Much More than a Spanish Lesson
Today at school, I had much more than regular Spanish lessons.
It started when one of my teachers told me that today was very likely his last day. He had taken a test that all teachers who work in public schools are required to take. He has been working in Machu Picchu Spanish School for over 5 years. He said the pay was not good, he had never once gotten a raise, he had no health insurance, and in 5 years, he had had a total of 4 weeks vacation. Keep in mind, this is the school´s head teacher. He is excellent and very fun. His name is Saul by the way. He said he was very frustrated by the director, Rosana (with whom I am living) because for years he had talked to students and made suggestions to her as to how the school could improve, but not once had any changes been made. In past years, teachers had tried to take students out on excursions and out to small villages around Cusco, but she would make them pay for it themselves. He said she is a very good person and very fun and nice etc, but not the best administrator. She is missing out on a lot of opportunities. I wouldn´t want you to think this was a bitch session or anything. It was matter of fact and I was questioning etc. Saul is a really neat guy.
Anyway, he passed the test with flying colors. Apparently, only a small number of the takers passed the test at all. This led into our discussion about the school system here, the government, etc, and I learned some fascinating things.
Saul said that he believes change needs to start in the family. I agreed and shared my experiences working in Ferguson-Florissant. I told him we had some of the same endemic problems, just not as bad. He was very interested to hear. Apparently, in the past, the government started allowing teachers to work without having been to university. Therefore the entire education of the children went down, and now 15 years later or so, teachers can´t even pass the national exam. He talked about how dirty and rundown the schools are. How it takes money to get children into the good schools. (Rosana´s children go to some of the best.)
He told me about a hospital in Cusco that is called something like the Hospital for the Poor. That it is, he said. A couple of weeks ago, there was strong rain and some hail and the roof of the hospital nearly collapsed. Water came rushing through and sick people had to run from their beds. Just a couple months ago, three children died from infections they got while in the hospital. A couple of years ago, the wall surrounding the hospital collapsed onto a mother and two children who were just walking by on the sidewalk. Both children died. But nothing has changed. Nothing has been improved.
I learned that the current Peruvian president Alan García Pérez was president once before, beginning in 1985, I think. Back then, the economy went into a tailspin. It was necessary to stand in lines for sugar and rice, and cow milk became impossible to get. I still see absolutely NO milk in the stores.

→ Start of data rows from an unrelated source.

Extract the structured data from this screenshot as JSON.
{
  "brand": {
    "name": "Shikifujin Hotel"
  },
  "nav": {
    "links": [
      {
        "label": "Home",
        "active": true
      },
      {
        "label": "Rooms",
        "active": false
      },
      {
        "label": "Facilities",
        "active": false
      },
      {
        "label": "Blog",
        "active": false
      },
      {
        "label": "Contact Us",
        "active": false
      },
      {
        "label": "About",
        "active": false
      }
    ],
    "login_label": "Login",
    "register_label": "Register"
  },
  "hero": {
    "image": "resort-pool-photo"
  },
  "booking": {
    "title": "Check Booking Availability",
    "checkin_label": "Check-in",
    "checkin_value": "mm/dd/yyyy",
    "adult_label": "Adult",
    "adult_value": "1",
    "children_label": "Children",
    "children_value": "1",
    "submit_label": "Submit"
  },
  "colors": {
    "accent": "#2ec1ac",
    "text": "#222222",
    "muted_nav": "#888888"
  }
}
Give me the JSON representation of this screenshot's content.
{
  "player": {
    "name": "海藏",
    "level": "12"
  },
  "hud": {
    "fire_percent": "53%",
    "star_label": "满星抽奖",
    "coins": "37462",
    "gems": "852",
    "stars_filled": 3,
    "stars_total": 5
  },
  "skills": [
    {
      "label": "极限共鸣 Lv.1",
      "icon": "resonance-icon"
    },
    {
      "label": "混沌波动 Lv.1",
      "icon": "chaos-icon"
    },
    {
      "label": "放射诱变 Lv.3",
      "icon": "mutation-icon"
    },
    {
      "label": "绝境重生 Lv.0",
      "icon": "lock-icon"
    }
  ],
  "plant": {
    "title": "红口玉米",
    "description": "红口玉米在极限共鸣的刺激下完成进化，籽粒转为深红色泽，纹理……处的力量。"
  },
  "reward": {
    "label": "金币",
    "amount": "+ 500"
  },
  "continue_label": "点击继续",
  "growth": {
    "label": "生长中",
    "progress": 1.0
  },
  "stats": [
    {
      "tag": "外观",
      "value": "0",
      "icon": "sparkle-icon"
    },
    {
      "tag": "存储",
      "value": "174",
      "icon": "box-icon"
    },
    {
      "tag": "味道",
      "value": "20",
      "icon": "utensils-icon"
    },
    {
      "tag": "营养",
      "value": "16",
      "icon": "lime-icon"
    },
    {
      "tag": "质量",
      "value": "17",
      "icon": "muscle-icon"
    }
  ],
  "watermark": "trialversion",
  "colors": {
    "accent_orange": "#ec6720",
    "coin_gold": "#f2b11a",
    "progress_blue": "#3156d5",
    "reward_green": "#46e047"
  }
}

In my next class with the one teacher I have had the whole time, Dante, I learned even more about politics. Apparently in Peru, it is obligatory to vote. If you are sick or miss voting for any reason, you are required to pay a fine of approximately 75 soles, which is no small amount here, even though it about $25. He explained that the people elected Garcia again because their other option in the last election was a military official. No one wanted a dictatorship. Also, Garcia had decent relations with surrounding countries. No one wanted more war with Bolivia or Ecuador. Even more importantly, Garcia has a good relationship with the US, which is important for Peru´s main export, potatoes. I had NO idea that was their main export. Someone told me they have 2,500 different types of potatoes. People made the excuse that the first time around Garcia was young and inexperienced. He has 4 more years in office.
Even though Saul had said the schools in the country were actually nicer than the old old rundown buildings in the city, Dante said that there are other problems. In the country, a family may have 7 kids, but they won´t all be able to go to school for very long. Usually, the father will force them to work so he doesn´t have to. Instead, he drinks.
I feel like there was even more, but remember this is all in Spanish. It was all just very interesting and I wanted to share.
Eventually, I need to write about Sunday´s excursion to Pisac and last night´s procession, which happens every year on the Monday of holy week. But for now, I need to get to bed early. I am feeling better today, and I think it is because of the medicine. But I am still far from 100% and have almost completely lost my voice. That should make for interesting lessons tomorrow. Blessings!